Major anti-corruption legislation is taking shape in the federal Chamber of Deputies although many skeptics wonder if the new laws will be workable in a country where graft and deceit is so entrenched in public life.
The reforms are set to change 14 articles of the Constitution and oblige all public servants to make known their income, assets, liabilities and tax returns, as well as any conflicts of interest that may occur in the elaboration of their duties. The initiative will also increase state auditing powers and create an anti-graft prosecutor.
The legislation will mandate the establishment of a new federal agency, the Sistema Nacional Anticorrupcion, in which independent watchdog committees throughout Mexico will receive complaints, enact policy and carry on the fight against corruption at a grass-roots level.

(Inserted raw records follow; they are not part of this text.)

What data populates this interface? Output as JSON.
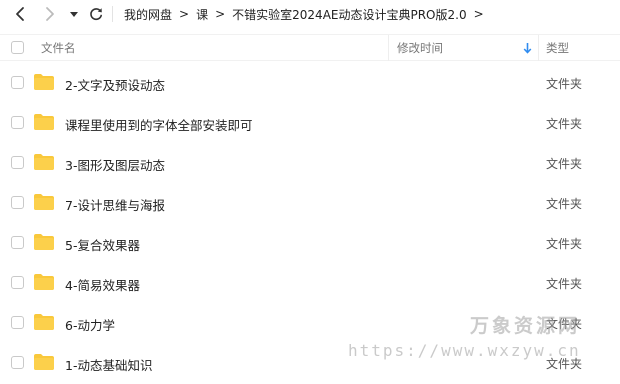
{
  "breadcrumb": {
    "items": [
      {
        "label": "我的网盘"
      },
      {
        "label": "课"
      },
      {
        "label": "不错实验室2024AE动态设计宝典PRO版2.0"
      }
    ]
  },
  "columns": {
    "name": "文件名",
    "modified": "修改时间",
    "type": "类型"
  },
  "files": [
    {
      "name": "2-文字及预设动态",
      "type": "文件夹"
    },
    {
      "name": "课程里使用到的字体全部安装即可",
      "type": "文件夹"
    },
    {
      "name": "3-图形及图层动态",
      "type": "文件夹"
    },
    {
      "name": "7-设计思维与海报",
      "type": "文件夹"
    },
    {
      "name": "5-复合效果器",
      "type": "文件夹"
    },
    {
      "name": "4-简易效果器",
      "type": "文件夹"
    },
    {
      "name": "6-动力学",
      "type": "文件夹"
    },
    {
      "name": "1-动态基础知识",
      "type": "文件夹"
    }
  ],
  "watermark": {
    "text": "万象资源网",
    "url": "https://www.wxzyw.cn"
  },
  "colors": {
    "folder": "#F9C83B",
    "sort_arrow": "#2F8CF0"
  },
  "icons": [
    "back-icon",
    "forward-icon",
    "dropdown-icon",
    "refresh-icon",
    "chevron-right-icon",
    "sort-down-icon",
    "folder-icon"
  ]
}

The drafters of the new legislation believe public service in Mexico will improve if bureaucrats are obliged to account for the wealth they have acquired, partly in fear that they may become the target of an investigation.

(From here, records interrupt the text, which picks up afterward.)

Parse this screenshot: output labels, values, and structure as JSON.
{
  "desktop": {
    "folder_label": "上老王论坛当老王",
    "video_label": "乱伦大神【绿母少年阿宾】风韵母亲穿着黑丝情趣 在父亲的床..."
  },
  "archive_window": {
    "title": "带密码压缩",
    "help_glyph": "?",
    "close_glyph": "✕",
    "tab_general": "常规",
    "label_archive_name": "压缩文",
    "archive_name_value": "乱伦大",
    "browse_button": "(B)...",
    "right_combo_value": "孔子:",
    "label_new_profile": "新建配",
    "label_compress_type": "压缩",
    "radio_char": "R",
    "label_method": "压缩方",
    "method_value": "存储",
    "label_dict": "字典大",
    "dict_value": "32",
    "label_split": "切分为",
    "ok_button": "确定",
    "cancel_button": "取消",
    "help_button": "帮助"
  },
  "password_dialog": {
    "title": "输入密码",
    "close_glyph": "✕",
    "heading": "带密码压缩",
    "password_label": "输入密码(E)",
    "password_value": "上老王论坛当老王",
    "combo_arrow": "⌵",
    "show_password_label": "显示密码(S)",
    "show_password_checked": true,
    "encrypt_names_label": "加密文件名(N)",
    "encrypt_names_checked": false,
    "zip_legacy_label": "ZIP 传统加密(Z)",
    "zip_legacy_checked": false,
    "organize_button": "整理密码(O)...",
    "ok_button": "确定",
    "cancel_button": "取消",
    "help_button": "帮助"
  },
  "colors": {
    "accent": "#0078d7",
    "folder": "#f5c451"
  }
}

Mexico ranks in 106th place out of 177 in Transparency International’s Corruption Perceptions Index. An estimated one billion dollars a year in foreign investment is lost to other nations due to the cloud of corruption hanging over Mexico, according to Viridiana Rios, director of Mexico Como Vamos, an independent economic watchdog organization of expert economists.